## [Problem statement]
Reproduce the closing part of the entries exactly: the line with "Read all visible content and emit it as JSON." and all lines after it, ending with the last line, and nothing else.

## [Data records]
========================================================================
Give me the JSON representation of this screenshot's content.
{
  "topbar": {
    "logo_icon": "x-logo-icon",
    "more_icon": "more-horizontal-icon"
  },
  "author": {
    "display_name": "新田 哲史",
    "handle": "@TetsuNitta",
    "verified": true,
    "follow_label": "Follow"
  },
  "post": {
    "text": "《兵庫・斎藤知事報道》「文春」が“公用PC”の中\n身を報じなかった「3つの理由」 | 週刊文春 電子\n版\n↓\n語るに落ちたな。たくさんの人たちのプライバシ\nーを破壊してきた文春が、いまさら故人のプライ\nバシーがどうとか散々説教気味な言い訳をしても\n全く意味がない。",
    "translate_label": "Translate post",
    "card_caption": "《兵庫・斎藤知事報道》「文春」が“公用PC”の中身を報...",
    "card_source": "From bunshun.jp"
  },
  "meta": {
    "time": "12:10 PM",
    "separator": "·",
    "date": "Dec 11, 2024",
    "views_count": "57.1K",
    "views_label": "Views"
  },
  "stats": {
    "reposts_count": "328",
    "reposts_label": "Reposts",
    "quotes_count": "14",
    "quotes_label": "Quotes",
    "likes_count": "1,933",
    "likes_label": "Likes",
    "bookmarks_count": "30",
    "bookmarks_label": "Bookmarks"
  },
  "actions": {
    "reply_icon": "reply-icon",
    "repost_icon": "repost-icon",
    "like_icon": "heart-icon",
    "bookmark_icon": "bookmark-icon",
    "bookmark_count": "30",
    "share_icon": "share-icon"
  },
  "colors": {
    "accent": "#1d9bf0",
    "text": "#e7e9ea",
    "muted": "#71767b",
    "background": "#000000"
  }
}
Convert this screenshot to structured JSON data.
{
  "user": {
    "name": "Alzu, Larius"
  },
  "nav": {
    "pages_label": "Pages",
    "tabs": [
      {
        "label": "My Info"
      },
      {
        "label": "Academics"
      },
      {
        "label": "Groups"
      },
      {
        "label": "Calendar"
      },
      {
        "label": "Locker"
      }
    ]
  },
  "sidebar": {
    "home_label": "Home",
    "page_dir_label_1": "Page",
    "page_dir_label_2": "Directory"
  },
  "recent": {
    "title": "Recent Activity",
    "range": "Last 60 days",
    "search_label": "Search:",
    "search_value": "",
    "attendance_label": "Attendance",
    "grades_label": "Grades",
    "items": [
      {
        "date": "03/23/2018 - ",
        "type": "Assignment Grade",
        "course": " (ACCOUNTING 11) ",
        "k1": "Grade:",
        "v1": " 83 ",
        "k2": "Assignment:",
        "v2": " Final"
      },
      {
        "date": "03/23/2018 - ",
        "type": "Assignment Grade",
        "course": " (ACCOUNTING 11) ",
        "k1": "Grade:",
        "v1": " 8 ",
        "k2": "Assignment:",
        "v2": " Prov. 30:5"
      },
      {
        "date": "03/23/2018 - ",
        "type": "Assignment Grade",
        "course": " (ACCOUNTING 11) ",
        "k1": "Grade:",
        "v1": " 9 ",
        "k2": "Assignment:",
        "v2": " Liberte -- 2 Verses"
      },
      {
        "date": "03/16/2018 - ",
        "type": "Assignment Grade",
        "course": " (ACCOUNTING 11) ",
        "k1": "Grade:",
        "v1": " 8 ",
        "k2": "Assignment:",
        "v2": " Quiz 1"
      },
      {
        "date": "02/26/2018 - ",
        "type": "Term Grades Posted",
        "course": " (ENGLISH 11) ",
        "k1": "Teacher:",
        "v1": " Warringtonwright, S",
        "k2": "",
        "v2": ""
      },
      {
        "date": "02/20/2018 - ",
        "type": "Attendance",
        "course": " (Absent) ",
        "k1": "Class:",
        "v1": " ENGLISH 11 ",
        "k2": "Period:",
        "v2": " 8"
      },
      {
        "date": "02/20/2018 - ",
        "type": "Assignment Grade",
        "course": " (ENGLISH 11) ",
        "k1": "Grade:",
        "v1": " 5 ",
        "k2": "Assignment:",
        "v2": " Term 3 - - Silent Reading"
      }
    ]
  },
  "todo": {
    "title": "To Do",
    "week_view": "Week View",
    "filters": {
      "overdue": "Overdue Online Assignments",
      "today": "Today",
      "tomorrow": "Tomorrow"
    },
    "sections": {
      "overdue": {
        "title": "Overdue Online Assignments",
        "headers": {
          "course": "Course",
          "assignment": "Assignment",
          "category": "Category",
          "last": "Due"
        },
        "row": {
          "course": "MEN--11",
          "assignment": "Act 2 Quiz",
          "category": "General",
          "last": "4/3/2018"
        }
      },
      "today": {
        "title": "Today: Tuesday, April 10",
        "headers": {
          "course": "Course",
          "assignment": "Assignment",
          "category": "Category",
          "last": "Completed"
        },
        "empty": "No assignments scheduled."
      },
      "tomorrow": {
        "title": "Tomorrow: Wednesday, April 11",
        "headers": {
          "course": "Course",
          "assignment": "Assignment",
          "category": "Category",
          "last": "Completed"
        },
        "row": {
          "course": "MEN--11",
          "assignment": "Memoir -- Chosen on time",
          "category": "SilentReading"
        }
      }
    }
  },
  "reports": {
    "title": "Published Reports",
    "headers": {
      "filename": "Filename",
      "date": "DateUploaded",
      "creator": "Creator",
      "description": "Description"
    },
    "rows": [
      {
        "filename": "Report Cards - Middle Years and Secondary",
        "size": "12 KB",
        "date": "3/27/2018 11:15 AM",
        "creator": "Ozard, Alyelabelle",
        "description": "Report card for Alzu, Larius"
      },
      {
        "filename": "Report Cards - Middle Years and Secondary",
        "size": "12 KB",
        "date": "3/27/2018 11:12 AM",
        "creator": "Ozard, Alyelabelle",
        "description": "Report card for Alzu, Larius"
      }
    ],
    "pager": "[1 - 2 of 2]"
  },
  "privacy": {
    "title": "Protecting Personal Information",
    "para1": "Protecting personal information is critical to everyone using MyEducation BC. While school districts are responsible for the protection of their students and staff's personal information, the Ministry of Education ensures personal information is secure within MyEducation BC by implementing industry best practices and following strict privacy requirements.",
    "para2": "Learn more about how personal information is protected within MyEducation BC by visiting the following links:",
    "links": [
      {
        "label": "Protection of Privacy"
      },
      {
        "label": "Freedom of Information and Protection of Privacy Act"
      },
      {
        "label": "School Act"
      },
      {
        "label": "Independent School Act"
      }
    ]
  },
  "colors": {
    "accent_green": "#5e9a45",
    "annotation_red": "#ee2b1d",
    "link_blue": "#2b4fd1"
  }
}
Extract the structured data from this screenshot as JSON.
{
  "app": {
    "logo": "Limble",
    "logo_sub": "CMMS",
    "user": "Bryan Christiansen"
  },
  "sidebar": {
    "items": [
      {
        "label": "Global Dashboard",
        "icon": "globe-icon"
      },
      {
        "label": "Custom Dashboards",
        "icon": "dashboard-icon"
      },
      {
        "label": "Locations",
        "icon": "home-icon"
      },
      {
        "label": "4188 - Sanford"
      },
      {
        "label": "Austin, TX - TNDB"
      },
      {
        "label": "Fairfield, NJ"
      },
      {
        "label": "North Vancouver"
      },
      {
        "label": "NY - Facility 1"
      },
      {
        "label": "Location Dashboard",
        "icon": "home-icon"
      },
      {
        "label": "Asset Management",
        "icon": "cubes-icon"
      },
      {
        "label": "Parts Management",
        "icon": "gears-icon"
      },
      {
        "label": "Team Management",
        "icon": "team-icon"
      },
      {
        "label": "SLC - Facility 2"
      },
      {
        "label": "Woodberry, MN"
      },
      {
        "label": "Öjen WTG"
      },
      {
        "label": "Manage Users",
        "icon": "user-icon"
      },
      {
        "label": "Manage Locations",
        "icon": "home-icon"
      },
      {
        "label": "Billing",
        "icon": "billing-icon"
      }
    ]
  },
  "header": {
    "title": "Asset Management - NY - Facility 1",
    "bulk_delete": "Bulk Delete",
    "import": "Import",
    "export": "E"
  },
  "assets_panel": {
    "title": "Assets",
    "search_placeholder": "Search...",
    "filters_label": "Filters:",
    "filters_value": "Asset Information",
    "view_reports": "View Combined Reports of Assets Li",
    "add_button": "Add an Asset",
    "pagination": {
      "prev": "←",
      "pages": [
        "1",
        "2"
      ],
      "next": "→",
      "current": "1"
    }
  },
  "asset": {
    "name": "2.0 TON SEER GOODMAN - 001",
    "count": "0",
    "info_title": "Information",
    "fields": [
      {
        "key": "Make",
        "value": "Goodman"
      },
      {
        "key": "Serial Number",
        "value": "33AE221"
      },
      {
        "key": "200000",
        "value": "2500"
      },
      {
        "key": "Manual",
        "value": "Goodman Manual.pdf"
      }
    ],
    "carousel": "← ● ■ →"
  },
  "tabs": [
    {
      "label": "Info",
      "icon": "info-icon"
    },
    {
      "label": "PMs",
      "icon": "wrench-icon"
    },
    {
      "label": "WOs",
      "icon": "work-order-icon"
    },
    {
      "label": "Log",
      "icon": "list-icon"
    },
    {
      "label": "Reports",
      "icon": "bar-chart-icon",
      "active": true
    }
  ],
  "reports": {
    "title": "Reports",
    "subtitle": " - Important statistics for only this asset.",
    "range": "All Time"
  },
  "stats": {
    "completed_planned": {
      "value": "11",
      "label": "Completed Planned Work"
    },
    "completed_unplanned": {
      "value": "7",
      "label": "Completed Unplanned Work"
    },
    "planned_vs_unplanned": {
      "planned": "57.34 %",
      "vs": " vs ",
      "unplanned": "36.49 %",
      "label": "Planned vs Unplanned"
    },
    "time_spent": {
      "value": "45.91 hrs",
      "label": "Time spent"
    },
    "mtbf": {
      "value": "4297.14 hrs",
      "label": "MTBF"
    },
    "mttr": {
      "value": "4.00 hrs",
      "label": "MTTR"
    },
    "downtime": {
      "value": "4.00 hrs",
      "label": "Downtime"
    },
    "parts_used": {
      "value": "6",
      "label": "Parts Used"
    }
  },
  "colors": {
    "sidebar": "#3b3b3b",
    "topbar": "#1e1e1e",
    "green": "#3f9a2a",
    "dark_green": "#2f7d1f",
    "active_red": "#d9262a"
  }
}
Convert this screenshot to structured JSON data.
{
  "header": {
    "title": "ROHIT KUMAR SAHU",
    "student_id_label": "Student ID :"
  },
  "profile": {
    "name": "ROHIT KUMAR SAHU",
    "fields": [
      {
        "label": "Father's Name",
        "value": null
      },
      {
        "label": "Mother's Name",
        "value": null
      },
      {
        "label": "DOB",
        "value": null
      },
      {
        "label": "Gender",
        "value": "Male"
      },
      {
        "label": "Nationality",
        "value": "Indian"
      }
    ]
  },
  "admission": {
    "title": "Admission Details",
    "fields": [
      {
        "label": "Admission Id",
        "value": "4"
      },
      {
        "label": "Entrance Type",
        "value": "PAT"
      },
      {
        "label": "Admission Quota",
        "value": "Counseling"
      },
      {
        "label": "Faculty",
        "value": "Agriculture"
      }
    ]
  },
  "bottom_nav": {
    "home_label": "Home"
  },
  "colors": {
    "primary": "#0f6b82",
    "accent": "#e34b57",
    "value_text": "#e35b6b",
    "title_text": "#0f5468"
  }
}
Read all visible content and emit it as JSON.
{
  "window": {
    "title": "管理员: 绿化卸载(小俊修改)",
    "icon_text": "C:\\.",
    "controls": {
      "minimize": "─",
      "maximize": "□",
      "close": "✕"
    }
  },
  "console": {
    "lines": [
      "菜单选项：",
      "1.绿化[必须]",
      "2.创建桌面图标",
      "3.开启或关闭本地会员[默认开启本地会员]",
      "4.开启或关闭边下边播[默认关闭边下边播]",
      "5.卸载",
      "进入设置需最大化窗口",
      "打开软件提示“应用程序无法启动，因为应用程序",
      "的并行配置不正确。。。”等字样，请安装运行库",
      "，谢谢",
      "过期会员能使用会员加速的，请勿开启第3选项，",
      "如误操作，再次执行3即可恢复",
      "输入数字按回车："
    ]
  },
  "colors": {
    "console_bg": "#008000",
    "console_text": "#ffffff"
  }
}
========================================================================
## [Solution]
Read all visible content and emit it as JSON.
{
  "window": {
    "title": "管理员: 绿化卸载(小俊修改)",
    "icon_text": "C:\\.",
    "controls": {
      "minimize": "─",
      "maximize": "□",
      "close": "✕"
    }
  },
  "console": {
    "lines": [
      "菜单选项：",
      "1.绿化[必须]",
      "2.创建桌面图标",
      "3.开启或关闭本地会员[默认开启本地会员]",
      "4.开启或关闭边下边播[默认关闭边下边播]",
      "5.卸载",
      "进入设置需最大化窗口",
      "打开软件提示“应用程序无法启动，因为应用程序",
      "的并行配置不正确。。。”等字样，请安装运行库",
      "，谢谢",
      "过期会员能使用会员加速的，请勿开启第3选项，",
      "如误操作，再次执行3即可恢复",
      "输入数字按回车："
    ]
  },
  "colors": {
    "console_bg": "#008000",
    "console_text": "#ffffff"
  }
}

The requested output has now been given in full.